Check each line of the material, and show the ones that include the word "string".
++++++
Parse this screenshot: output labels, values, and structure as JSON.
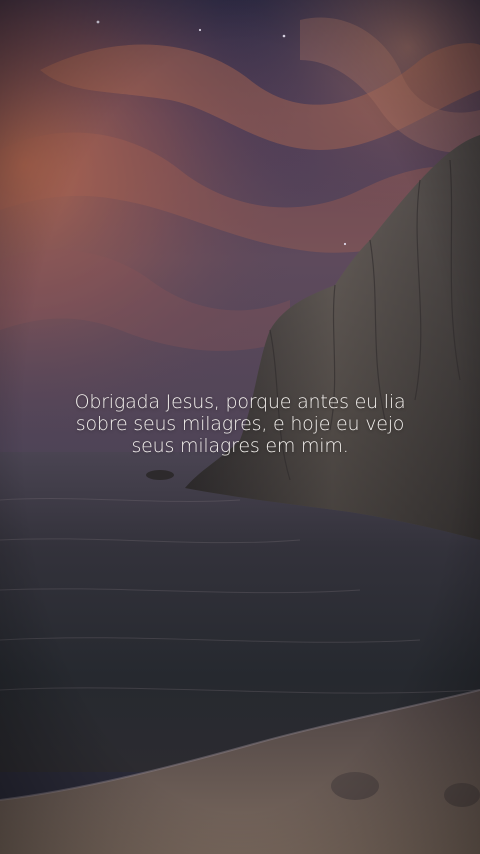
{
  "caption": {
    "line1": "Obrigada Jesus, porque antes eu lia",
    "line2": "sobre seus milagres, e hoje eu vejo",
    "line3": "seus milagres em mim."
  },
  "colors": {
    "sky_top": "#2c2b45",
    "sky_glow": "#b3674a",
    "sea": "#262a33",
    "sand": "#6e5e55",
    "cliff": "#5b5552",
    "text": "#f4f1ee"
  }
}
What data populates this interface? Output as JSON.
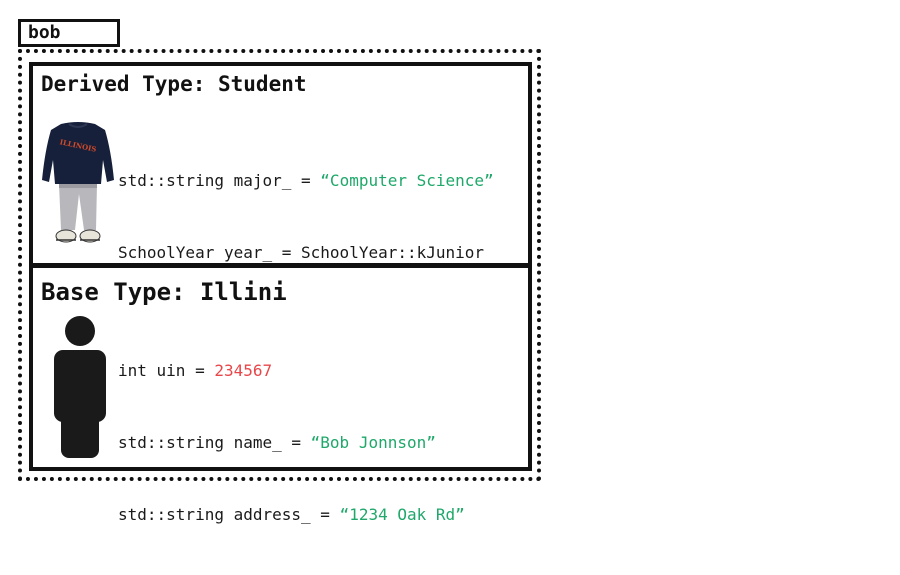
{
  "object_name": "bob",
  "derived": {
    "heading": "Derived Type: Student",
    "fields": [
      {
        "decl": "std::string major_ = ",
        "value": "“Computer Science”",
        "value_color": "#1fa86a"
      },
      {
        "decl": "SchoolYear year_ = SchoolYear::kJunior",
        "value": "",
        "value_color": "#1a1a1a"
      }
    ],
    "figure_icon": "student-outfit-icon",
    "logo_text": "ILLINOIS"
  },
  "base": {
    "heading": "Base Type: Illini",
    "fields": [
      {
        "decl": "int uin = ",
        "value": "234567",
        "value_color": "#e8474a"
      },
      {
        "decl": "std::string name_ = ",
        "value": "“Bob Jonnson”",
        "value_color": "#1fa86a"
      },
      {
        "decl": "std::string address_ = ",
        "value": "“1234 Oak Rd”",
        "value_color": "#1fa86a"
      }
    ],
    "figure_icon": "person-silhouette-icon"
  }
}
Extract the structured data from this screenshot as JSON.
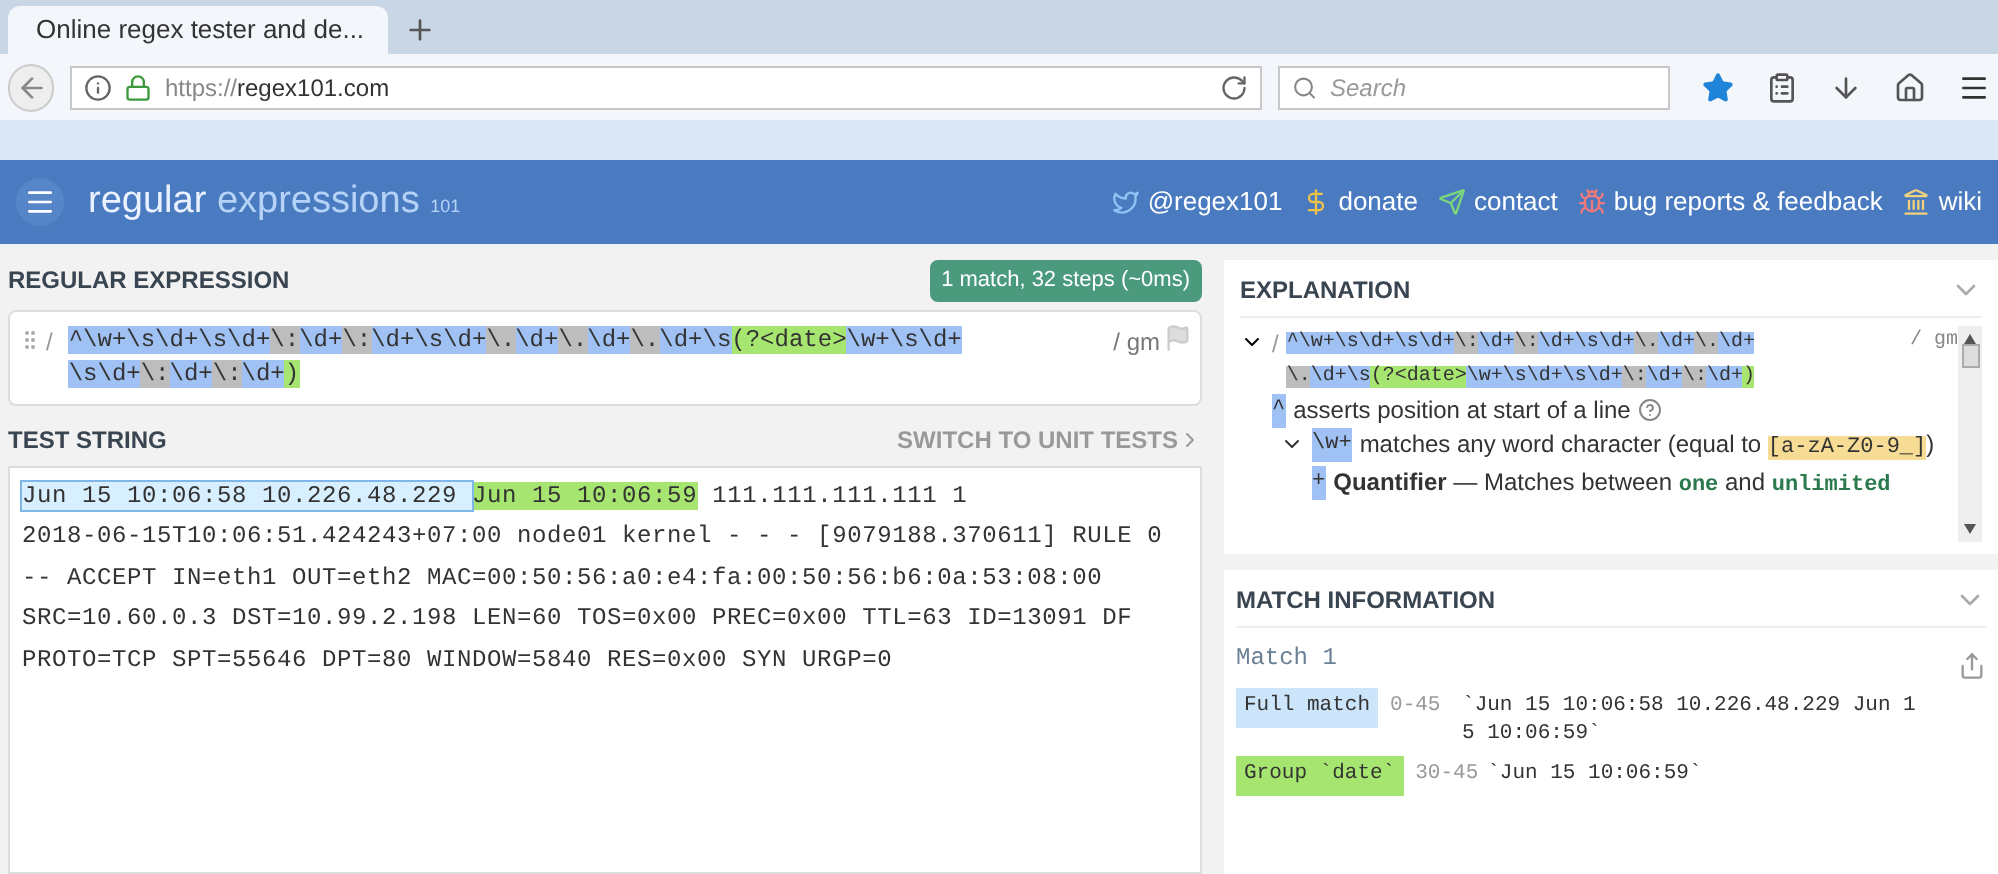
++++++
Answer space:
        "decl": "std::string major_ = ",
        "decl": "std::string name_ = ",
        "decl": "std::string address_ = ",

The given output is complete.